Items from a dataset
______
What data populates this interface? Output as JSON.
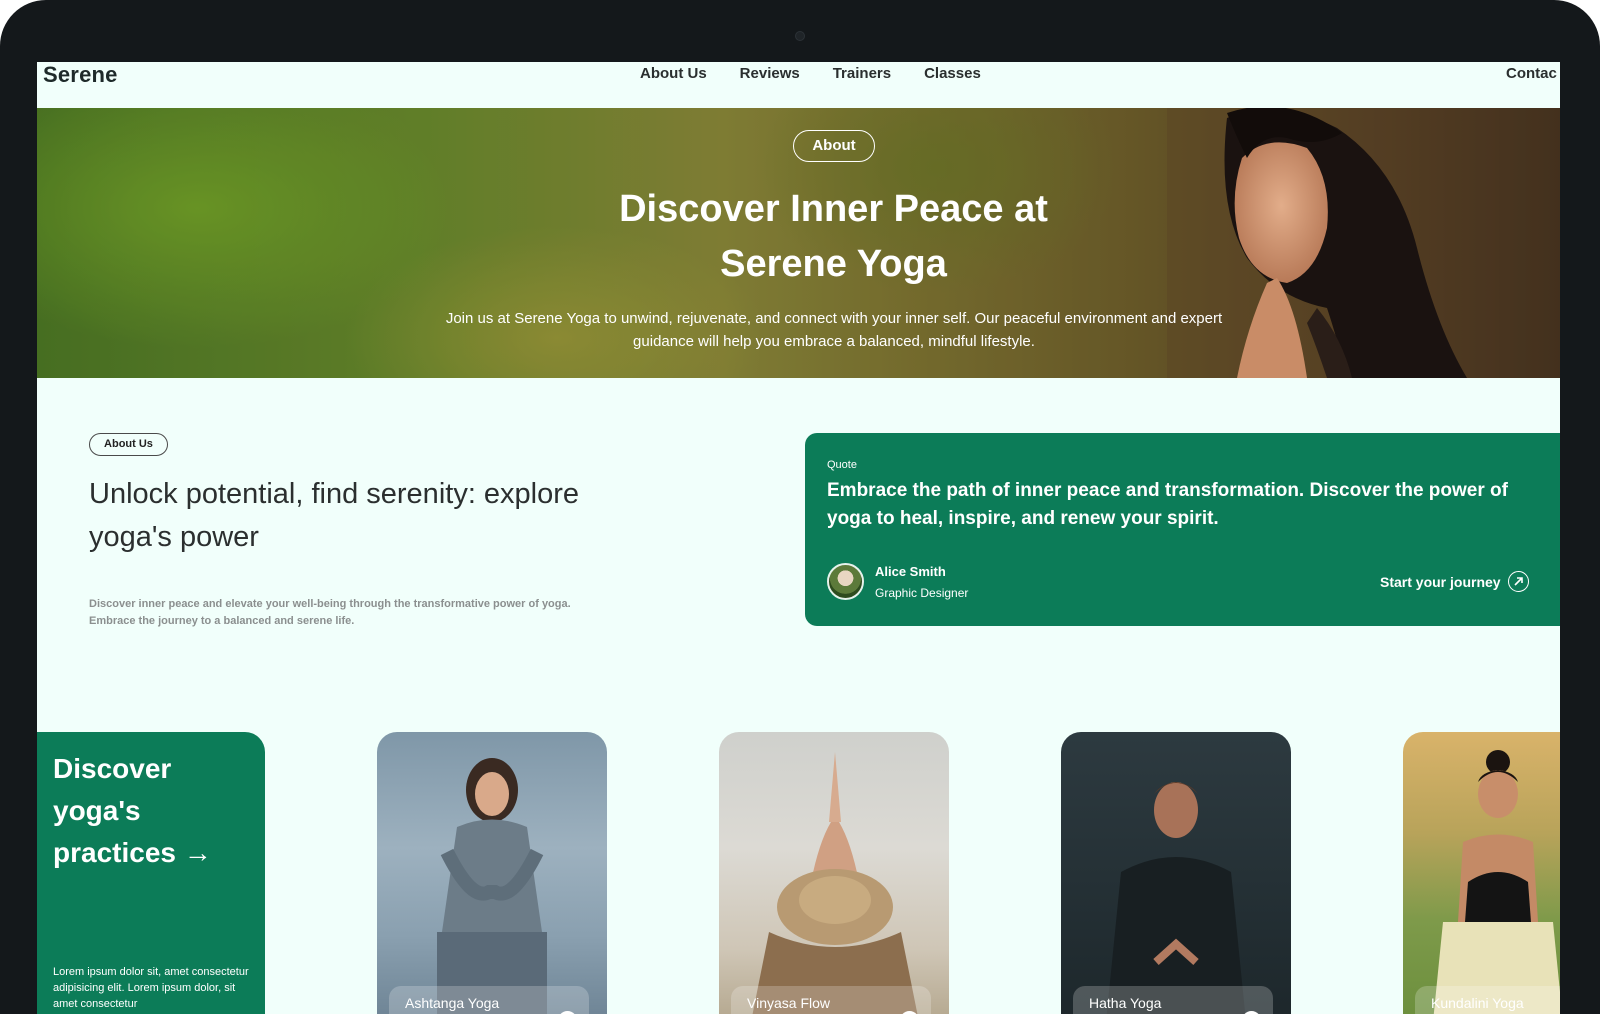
{
  "nav": {
    "brand": "Serene",
    "links": [
      "About Us",
      "Reviews",
      "Trainers",
      "Classes"
    ],
    "contact": "Contac"
  },
  "hero": {
    "pill": "About",
    "title_line1": "Discover Inner Peace at",
    "title_line2": "Serene Yoga",
    "subtitle_line1": "Join us at Serene Yoga to unwind, rejuvenate, and connect with your inner self. Our peaceful environment and expert",
    "subtitle_line2": "guidance will help you embrace a balanced, mindful lifestyle."
  },
  "about": {
    "pill": "About Us",
    "title_line1": "Unlock potential, find serenity: explore",
    "title_line2": "yoga's power",
    "desc_line1": "Discover inner peace and elevate your well-being through the transformative power of yoga.",
    "desc_line2": "Embrace the journey to a balanced and serene life."
  },
  "quote": {
    "label": "Quote",
    "text": "Embrace the path of inner peace and transformation. Discover the power of yoga to heal, inspire, and renew your spirit.",
    "author_name": "Alice Smith",
    "author_role": "Graphic Designer",
    "cta": "Start your journey"
  },
  "practices": {
    "title_line1": "Discover",
    "title_line2": "yoga's",
    "title_line3": "practices",
    "arrow": "→",
    "lorem": "Lorem ipsum dolor sit, amet consectetur adipisicing elit. Lorem ipsum dolor, sit amet consectetur",
    "cards": [
      "Ashtanga Yoga",
      "Vinyasa Flow",
      "Hatha Yoga",
      "Kundalini Yoga"
    ]
  },
  "colors": {
    "accent": "#0c7c58",
    "background": "#f1fffb",
    "device": "#14181b"
  }
}
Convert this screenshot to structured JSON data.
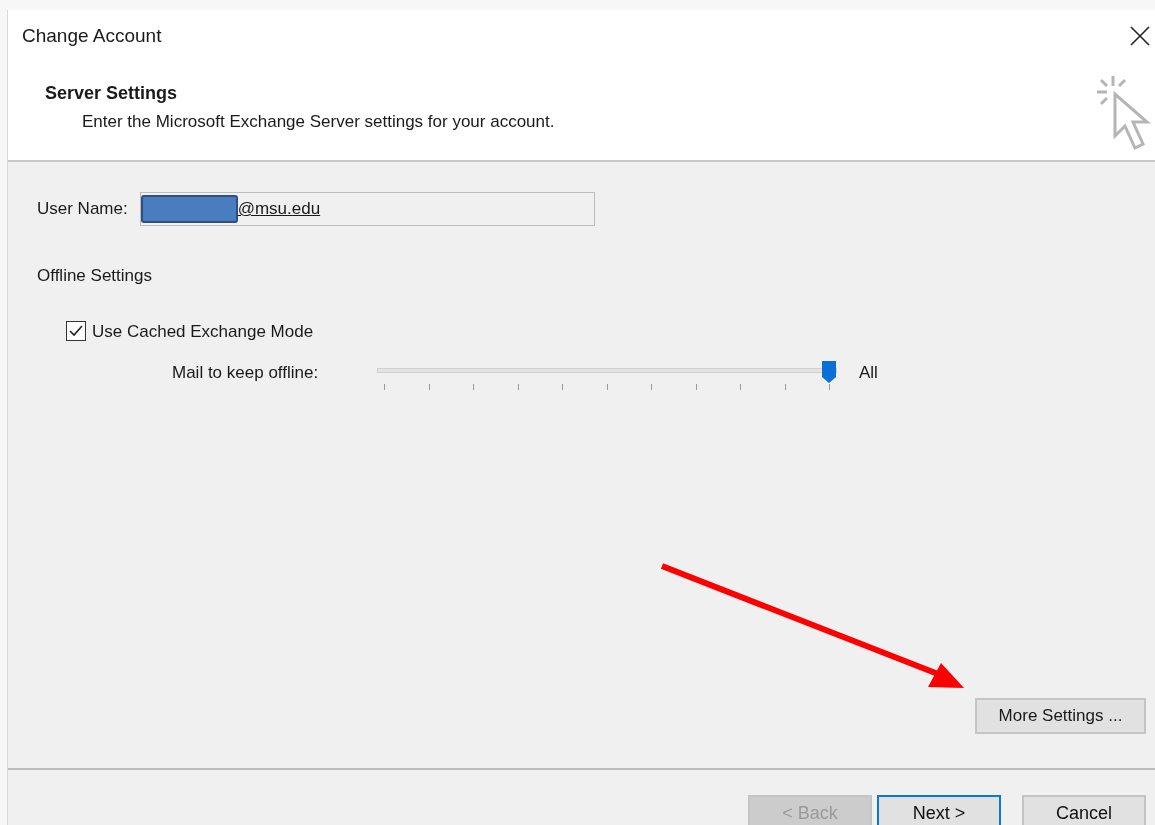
{
  "window": {
    "title": "Change Account"
  },
  "header": {
    "title": "Server Settings",
    "subtitle": "Enter the Microsoft Exchange Server settings for your account."
  },
  "user_name": {
    "label": "User Name:",
    "value": "@msu.edu",
    "redacted": true
  },
  "offline": {
    "heading": "Offline Settings",
    "cached_mode": {
      "label": "Use Cached Exchange Mode",
      "checked": true
    },
    "slider": {
      "label": "Mail to keep offline:",
      "level": 1,
      "reading": "All"
    }
  },
  "more_settings": {
    "label": "More Settings ..."
  },
  "buttons": [
    {
      "label": "< Back",
      "disabled": true,
      "default": false
    },
    {
      "label": "Next >",
      "disabled": false,
      "default": true
    },
    {
      "label": "Cancel",
      "disabled": false,
      "default": false
    }
  ]
}
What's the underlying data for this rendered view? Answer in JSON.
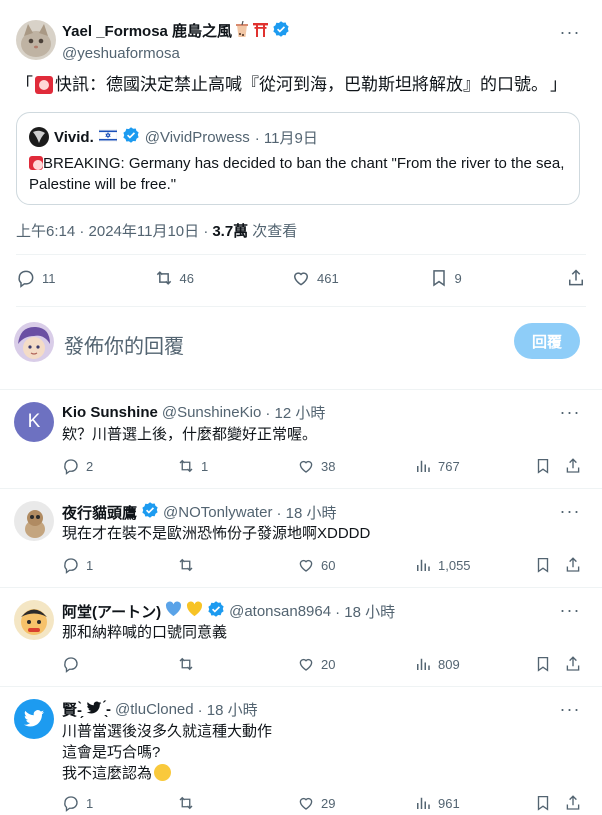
{
  "main": {
    "author": {
      "name": "Yael _Formosa 鹿島之風",
      "handle": "@yeshuaformosa"
    },
    "text": "快訊：德國決定禁止高喊『從河到海，巴勒斯坦將解放』的口號。",
    "text_open": "「",
    "text_close": "」",
    "quote": {
      "name": "Vivid.",
      "handle": "@VividProwess",
      "date": "· 11月9日",
      "text": "BREAKING: Germany has decided to ban the chant \"From the river to the sea, Palestine will be free.\""
    },
    "timestamp": "上午6:14 · 2024年11月10日 · ",
    "views": "3.7萬",
    "views_label": " 次查看",
    "stats": {
      "replies": "11",
      "reposts": "46",
      "likes": "461",
      "bookmarks": "9"
    }
  },
  "reply_box": {
    "placeholder": "發佈你的回覆",
    "button": "回覆"
  },
  "comments": [
    {
      "name": "Kio Sunshine",
      "handle": "@SunshineKio",
      "time": "· 12 小時",
      "text": "欸？川普選上後，什麼都變好正常喔。",
      "replies": "2",
      "reposts": "1",
      "likes": "38",
      "views": "767",
      "avatar_letter": "K"
    },
    {
      "name": "夜行貓頭鷹",
      "handle": "@NOTonlywater",
      "time": "· 18 小時",
      "text": "現在才在裝不是歐洲恐怖份子發源地啊XDDDD",
      "replies": "1",
      "reposts": "",
      "likes": "60",
      "views": "1,055"
    },
    {
      "name": "阿堂(アートン)",
      "handle": "@atonsan8964",
      "time": "· 18 小時",
      "text": "那和納粹喊的口號同意義",
      "replies": "",
      "reposts": "",
      "likes": "20",
      "views": "809"
    },
    {
      "name": "賢-̗̀ ",
      "name_tail": " ̖́-",
      "handle": "@tluCloned",
      "time": "· 18 小時",
      "text1": "川普當選後沒多久就這種大動作",
      "text2": "這會是巧合嗎?",
      "text3": "我不這麼認為",
      "replies": "1",
      "reposts": "",
      "likes": "29",
      "views": "961"
    }
  ],
  "colors": {
    "accent": "#1d9bf0",
    "secondary_text": "#536471",
    "divider": "#eff3f4",
    "verified": "#1d9bf0",
    "reply_button": "#8ecdf8"
  }
}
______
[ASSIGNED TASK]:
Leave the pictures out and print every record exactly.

[COMPLETED EXERCISE]:
What data populates this interface? Output as JSON.
{
  "nav": {
    "brand": "Serene",
    "links": [
      "About Us",
      "Reviews",
      "Trainers",
      "Classes"
    ],
    "contact": "Contac"
  },
  "hero": {
    "pill": "About",
    "title_line1": "Discover Inner Peace at",
    "title_line2": "Serene Yoga",
    "subtitle_line1": "Join us at Serene Yoga to unwind, rejuvenate, and connect with your inner self. Our peaceful environment and expert",
    "subtitle_line2": "guidance will help you embrace a balanced, mindful lifestyle."
  },
  "about": {
    "pill": "About Us",
    "title_line1": "Unlock potential, find serenity: explore",
    "title_line2": "yoga's power",
    "desc_line1": "Discover inner peace and elevate your well-being through the transformative power of yoga.",
    "desc_line2": "Embrace the journey to a balanced and serene life."
  },
  "quote": {
    "label": "Quote",
    "text": "Embrace the path of inner peace and transformation. Discover the power of yoga to heal, inspire, and renew your spirit.",
    "author_name": "Alice Smith",
    "author_role": "Graphic Designer",
    "cta": "Start your journey"
  },
  "practices": {
    "title_line1": "Discover",
    "title_line2": "yoga's",
    "title_line3": "practices",
    "arrow": "→",
    "lorem": "Lorem ipsum dolor sit, amet consectetur adipisicing elit. Lorem ipsum dolor, sit amet consectetur",
    "cards": [
      "Ashtanga Yoga",
      "Vinyasa Flow",
      "Hatha Yoga",
      "Kundalini Yoga"
    ]
  },
  "colors": {
    "accent": "#0c7c58",
    "background": "#f1fffb",
    "device": "#14181b"
  }
}
Convert this screenshot to structured JSON data.
{
  "window": {
    "title": "Change Account"
  },
  "header": {
    "title": "Server Settings",
    "subtitle": "Enter the Microsoft Exchange Server settings for your account."
  },
  "user_name": {
    "label": "User Name:",
    "value": "@msu.edu",
    "redacted": true
  },
  "offline": {
    "heading": "Offline Settings",
    "cached_mode": {
      "label": "Use Cached Exchange Mode",
      "checked": true
    },
    "slider": {
      "label": "Mail to keep offline:",
      "level": 1,
      "reading": "All"
    }
  },
  "more_settings": {
    "label": "More Settings ..."
  },
  "buttons": [
    {
      "label": "< Back",
      "disabled": true,
      "default": false
    },
    {
      "label": "Next >",
      "disabled": false,
      "default": true
    },
    {
      "label": "Cancel",
      "disabled": false,
      "default": false
    }
  ]
}
What's the underlying data for this rendered view? Answer in JSON.
{
  "main": {
    "author": {
      "name": "Yael _Formosa 鹿島之風",
      "handle": "@yeshuaformosa"
    },
    "text": "快訊：德國決定禁止高喊『從河到海，巴勒斯坦將解放』的口號。",
    "text_open": "「",
    "text_close": "」",
    "quote": {
      "name": "Vivid.",
      "handle": "@VividProwess",
      "date": "· 11月9日",
      "text": "BREAKING: Germany has decided to ban the chant \"From the river to the sea, Palestine will be free.\""
    },
    "timestamp": "上午6:14 · 2024年11月10日 · ",
    "views": "3.7萬",
    "views_label": " 次查看",
    "stats": {
      "replies": "11",
      "reposts": "46",
      "likes": "461",
      "bookmarks": "9"
    }
  },
  "reply_box": {
    "placeholder": "發佈你的回覆",
    "button": "回覆"
  },
  "comments": [
    {
      "name": "Kio Sunshine",
      "handle": "@SunshineKio",
      "time": "· 12 小時",
      "text": "欸？川普選上後，什麼都變好正常喔。",
      "replies": "2",
      "reposts": "1",
      "likes": "38",
      "views": "767",
      "avatar_letter": "K"
    },
    {
      "name": "夜行貓頭鷹",
      "handle": "@NOTonlywater",
      "time": "· 18 小時",
      "text": "現在才在裝不是歐洲恐怖份子發源地啊XDDDD",
      "replies": "1",
      "reposts": "",
      "likes": "60",
      "views": "1,055"
    },
    {
      "name": "阿堂(アートン)",
      "handle": "@atonsan8964",
      "time": "· 18 小時",
      "text": "那和納粹喊的口號同意義",
      "replies": "",
      "reposts": "",
      "likes": "20",
      "views": "809"
    },
    {
      "name": "賢-̗̀ ",
      "name_tail": " ̖́-",
      "handle": "@tluCloned",
      "time": "· 18 小時",
      "text1": "川普當選後沒多久就這種大動作",
      "text2": "這會是巧合嗎?",
      "text3": "我不這麼認為",
      "replies": "1",
      "reposts": "",
      "likes": "29",
      "views": "961"
    }
  ],
  "colors": {
    "accent": "#1d9bf0",
    "secondary_text": "#536471",
    "divider": "#eff3f4",
    "verified": "#1d9bf0",
    "reply_button": "#8ecdf8"
  }
}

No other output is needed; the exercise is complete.